And Rodríguez needs better -- not worse -- health care. A few months ago he was forced to go to the emergency room because he was urinating blood. He came out with a diagnosis -- they said it was stress -- and a medical bill for $4000.

"I'm really struggling to pay that off," Rodríguez says. "My family depends on my income to support our household. If they cut hours, I don't know what will happen. It's hard enough to make ends meet each month with my current pay."

Phony "Obamacare" claims aside, the cleaning companies can afford to offer good, full-time jobs. Just like they can afford over priced CEO salaries, golf tournaments, golden parachutes, etc.

National cleaning contractor ABM also operates in Houston, where we are very familiar with Latino janitors' struggle for justice.

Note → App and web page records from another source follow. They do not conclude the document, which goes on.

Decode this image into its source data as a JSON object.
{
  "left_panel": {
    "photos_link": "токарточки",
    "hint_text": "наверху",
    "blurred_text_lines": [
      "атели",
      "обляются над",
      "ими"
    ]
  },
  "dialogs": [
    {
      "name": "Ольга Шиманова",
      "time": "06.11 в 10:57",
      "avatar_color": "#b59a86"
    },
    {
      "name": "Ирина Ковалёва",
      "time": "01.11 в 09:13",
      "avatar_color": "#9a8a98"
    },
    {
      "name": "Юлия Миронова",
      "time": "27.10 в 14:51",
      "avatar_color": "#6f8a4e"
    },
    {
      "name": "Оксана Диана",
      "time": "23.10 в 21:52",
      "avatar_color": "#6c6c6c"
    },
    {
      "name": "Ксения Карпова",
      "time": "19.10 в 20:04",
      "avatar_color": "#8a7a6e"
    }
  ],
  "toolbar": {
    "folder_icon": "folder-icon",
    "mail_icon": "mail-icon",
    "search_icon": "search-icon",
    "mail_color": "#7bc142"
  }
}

ABM alone made more than $135 million in janitorial profits last year.

But I guess $135 million in profits just wasn't enough. On September 30 ABM walked away from the negotiating table after demanding that nearly all the janitors work part-time. ABM is now joining the ranks of companies like Wal-Mart who are manipulating workers' hours so they don't have to provide quality healthcare to men and women who generate millions in profits. A lot of corporations are part-timing work.

No wonder the economy is still a mess.

As rich as ABM is, the clients who contract with ABM are even richer. Ultimately they're the ones who determine what sort of working conditions janitors and other service workers face. So where do they stand?

You just need to watch a soccer game on TV or a soap opera on a Spanish language station to see that Columbus corporations such as Nationwide are after Latinos as customers. They want our money. Yet, they don't want to pay us.

They want to take the $20 from our pocket, but they don't want to put any more money that we've earned through hard work in our pocket. That form of thinking has got to change. It's way off course.

When Columbus invented America he was off course too. He wasn't in the country he thought he was in.

Well, I have news for Nationwide and all other corporations like Nationwide. You aren't in the same country anymore either. You can't exploit workers. You can't crush unions. You can't think of people as just consumers.

Tejanos are sending you a love letter in Spanglish with the magical words that will help our brothers and sisters in Columbus right the working world.

We are speaking and strategizing across state lines, across disciplines. Here is this Librotraficante from Tejas expounding on the struggle of our union brothers and sisters in Columbus.

Readers, let's celebrate our heritage. Let's support the Columbus janitors as they turn the world right side up -- making it a place of freedom and justice for all peoples.

Now that's how we need to celebrate our Heritage.

Happy Columbus Day, America.